But what I’m going to do is put water right inside of here. And then I put this spice container here– which is plastic, by the way– which is important. I like to use plastic because the glue will actually chip the glass. You can use glass, but glue can chip it, and it’s a little bit harder to clean it with the glass. So I put the plastic container in here. The other advantage to using this plastic container is the fact that it has a lid– which, if you don’t have a lid on hide glue, it will dry out.

So I’ll just keep that in there for probably about 15 minutes or until it cooks. The longer it cooks, the better. It might be 30 minutes or so before it’s good and well-cooked.

OK. I want to show you the consistency of the glue, once it’s been cooked for a little while here, and it’s stirring up nicely. But one of the tests is, I can take this, and if it runs off the brush like this without– just a nice, continuous run right off of the brush. That’s what we want. That’s a nice consistency of good, hot glue.

Now one of the disadvantages to hide glue is that it can tend to gel up fairly fast. So it’s helpful to work in a heated shop or to even preheat the joint. Sometimes I’ll use a heat gun, just to preheat the joints.

Another way to extend the working time of the glue is to add some urea. And this is just some urea, 46-0-0. I actually found this on Amazon. Five pounds of it is, like, $10 or something. So this will last me probably two lifetimes. So if you need any urea, you know where to call.

Now the key here is not to add too much of this. What I’m going to do is add about a half a teaspoon to about a quarter of a cup of glue. That’s what I’ve found works pretty well. On Eugene Thordahl’s website he has a chart that has some of the descriptions of how much urea to add to the glue to extend the work.

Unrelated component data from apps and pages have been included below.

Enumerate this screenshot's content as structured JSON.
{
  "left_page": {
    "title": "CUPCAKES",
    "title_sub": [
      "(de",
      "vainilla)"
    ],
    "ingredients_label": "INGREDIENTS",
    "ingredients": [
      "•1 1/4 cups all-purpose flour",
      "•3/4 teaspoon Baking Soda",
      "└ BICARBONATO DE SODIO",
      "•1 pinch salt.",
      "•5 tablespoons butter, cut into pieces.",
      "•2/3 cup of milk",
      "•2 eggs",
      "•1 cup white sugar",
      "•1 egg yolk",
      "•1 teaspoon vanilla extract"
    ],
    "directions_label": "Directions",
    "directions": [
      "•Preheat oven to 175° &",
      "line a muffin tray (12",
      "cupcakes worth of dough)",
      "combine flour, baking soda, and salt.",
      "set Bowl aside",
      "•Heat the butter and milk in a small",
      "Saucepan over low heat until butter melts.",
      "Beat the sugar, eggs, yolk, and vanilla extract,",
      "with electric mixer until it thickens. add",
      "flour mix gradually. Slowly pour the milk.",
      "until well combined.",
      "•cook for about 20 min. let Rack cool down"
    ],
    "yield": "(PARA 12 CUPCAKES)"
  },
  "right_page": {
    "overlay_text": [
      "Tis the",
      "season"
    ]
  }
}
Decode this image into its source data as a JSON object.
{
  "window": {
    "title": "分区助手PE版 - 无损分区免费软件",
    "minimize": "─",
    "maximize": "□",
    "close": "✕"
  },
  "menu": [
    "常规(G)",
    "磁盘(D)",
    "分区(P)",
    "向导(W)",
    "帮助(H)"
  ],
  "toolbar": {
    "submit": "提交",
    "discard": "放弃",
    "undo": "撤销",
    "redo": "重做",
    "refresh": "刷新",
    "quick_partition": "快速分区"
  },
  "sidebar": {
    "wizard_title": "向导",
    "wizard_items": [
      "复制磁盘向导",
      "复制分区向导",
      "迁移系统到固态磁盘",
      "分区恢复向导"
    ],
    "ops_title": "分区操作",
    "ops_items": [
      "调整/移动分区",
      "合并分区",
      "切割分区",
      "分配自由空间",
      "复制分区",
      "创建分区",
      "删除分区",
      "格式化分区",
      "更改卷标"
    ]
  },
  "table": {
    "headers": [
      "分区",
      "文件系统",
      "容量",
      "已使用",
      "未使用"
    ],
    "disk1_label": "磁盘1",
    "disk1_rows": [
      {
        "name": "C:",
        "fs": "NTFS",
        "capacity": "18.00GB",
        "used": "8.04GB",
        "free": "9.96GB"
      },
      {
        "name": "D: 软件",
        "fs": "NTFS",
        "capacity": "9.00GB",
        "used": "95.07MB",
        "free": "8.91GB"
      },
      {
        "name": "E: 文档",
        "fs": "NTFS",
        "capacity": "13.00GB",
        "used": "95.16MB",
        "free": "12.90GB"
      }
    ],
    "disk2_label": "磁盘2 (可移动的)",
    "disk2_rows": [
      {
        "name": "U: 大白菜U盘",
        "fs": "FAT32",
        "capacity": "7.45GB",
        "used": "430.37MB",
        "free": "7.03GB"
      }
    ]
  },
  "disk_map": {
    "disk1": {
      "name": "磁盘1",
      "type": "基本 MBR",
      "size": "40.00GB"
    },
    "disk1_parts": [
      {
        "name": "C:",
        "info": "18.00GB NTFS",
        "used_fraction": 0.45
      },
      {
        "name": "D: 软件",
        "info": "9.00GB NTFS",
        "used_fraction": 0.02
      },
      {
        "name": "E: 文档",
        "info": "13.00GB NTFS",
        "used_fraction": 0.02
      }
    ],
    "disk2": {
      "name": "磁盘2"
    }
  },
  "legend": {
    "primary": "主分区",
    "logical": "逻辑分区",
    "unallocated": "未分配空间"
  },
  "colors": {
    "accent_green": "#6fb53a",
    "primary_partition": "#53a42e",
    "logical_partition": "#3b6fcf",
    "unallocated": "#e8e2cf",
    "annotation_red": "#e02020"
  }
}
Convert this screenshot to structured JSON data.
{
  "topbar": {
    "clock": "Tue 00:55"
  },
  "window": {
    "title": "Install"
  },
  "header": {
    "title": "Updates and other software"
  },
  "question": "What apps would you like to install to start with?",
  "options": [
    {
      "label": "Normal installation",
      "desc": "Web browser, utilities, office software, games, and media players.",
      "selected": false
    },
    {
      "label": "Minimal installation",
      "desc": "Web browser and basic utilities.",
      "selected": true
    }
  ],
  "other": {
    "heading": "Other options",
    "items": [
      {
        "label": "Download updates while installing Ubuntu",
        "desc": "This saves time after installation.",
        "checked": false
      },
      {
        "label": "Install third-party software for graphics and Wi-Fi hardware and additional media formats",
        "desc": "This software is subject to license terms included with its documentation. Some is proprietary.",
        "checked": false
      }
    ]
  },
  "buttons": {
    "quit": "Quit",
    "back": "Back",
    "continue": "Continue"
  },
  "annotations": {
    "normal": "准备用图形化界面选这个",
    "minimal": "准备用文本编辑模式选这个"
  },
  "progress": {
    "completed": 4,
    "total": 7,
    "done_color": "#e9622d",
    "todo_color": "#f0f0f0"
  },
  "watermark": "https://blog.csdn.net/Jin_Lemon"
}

So I just take a half a teaspoon here and just pour that right into there. And what happens is, as the glue is cooked and warm, these things will just dissolve in the hot glue. And once it’s dissolved well, you just stir it up well, and that will extend the working time of the glue.

OK. One of the great things about hide glue is, unlike any other glue, you can actually reuse your waste glue. That is, if you have some squeeze-out, excess glue coming out of a joint– look at this. So you can come right over here and just take that. This is still kind of in a gel-like substance here. And you just put it right back in that glue bottle, and you can reuse, recycle, the glue. So no waste here. Look at this. I can just take all of this excess glue and put it right back in there.

And it’s easy to clean this stuff up. It just comes right off. But it’s super strong. There was a fellow that works at the Smithsonian as a conservator, and he said that hide glue was just about as strong as epoxy. It’s hard to believe, isn’t it?

But the downside to hide glue– there is a downside, and that is that high heat and moisture will break down the glue. But hey, there’s been pieces of furniture that were made hundreds of years ago. They’re still held together with hide glue.

And if it needs to be repaired, it’s easy to repair. You can just reconstitute the glue, just put the fresh layer of glue right over it. It will reconstitute itself, and you can repair your joint.

So go get some hide glue. Try it. I think you’ll find, as I have, that you really enjoy using it.

One Response to Hide Glue

  1. Russell Buskirk March 21, 2015 at 9:26 PM #

    Hide glue is probably the best glue for furniture; for new work and definitely for antiques. I conserve antiques and did an end-grain glue test in 1990; it is still holding strong! Period antique furniture is made with hide glue. If a joint is loose; just inject new hide glue into the joint. It will re-activate the old crystallized glue and be as good as new.

    I use a crock pot with a 3.5″ dia. stainless steel container to hold the glue.

    A rule of thumb: If you have short sleeves on; the wood is probably warm enough. If you have long sleeves; heat the wood with a lamp or heat gun.

    I have an inlay blog at russellbuskirk.com/inlay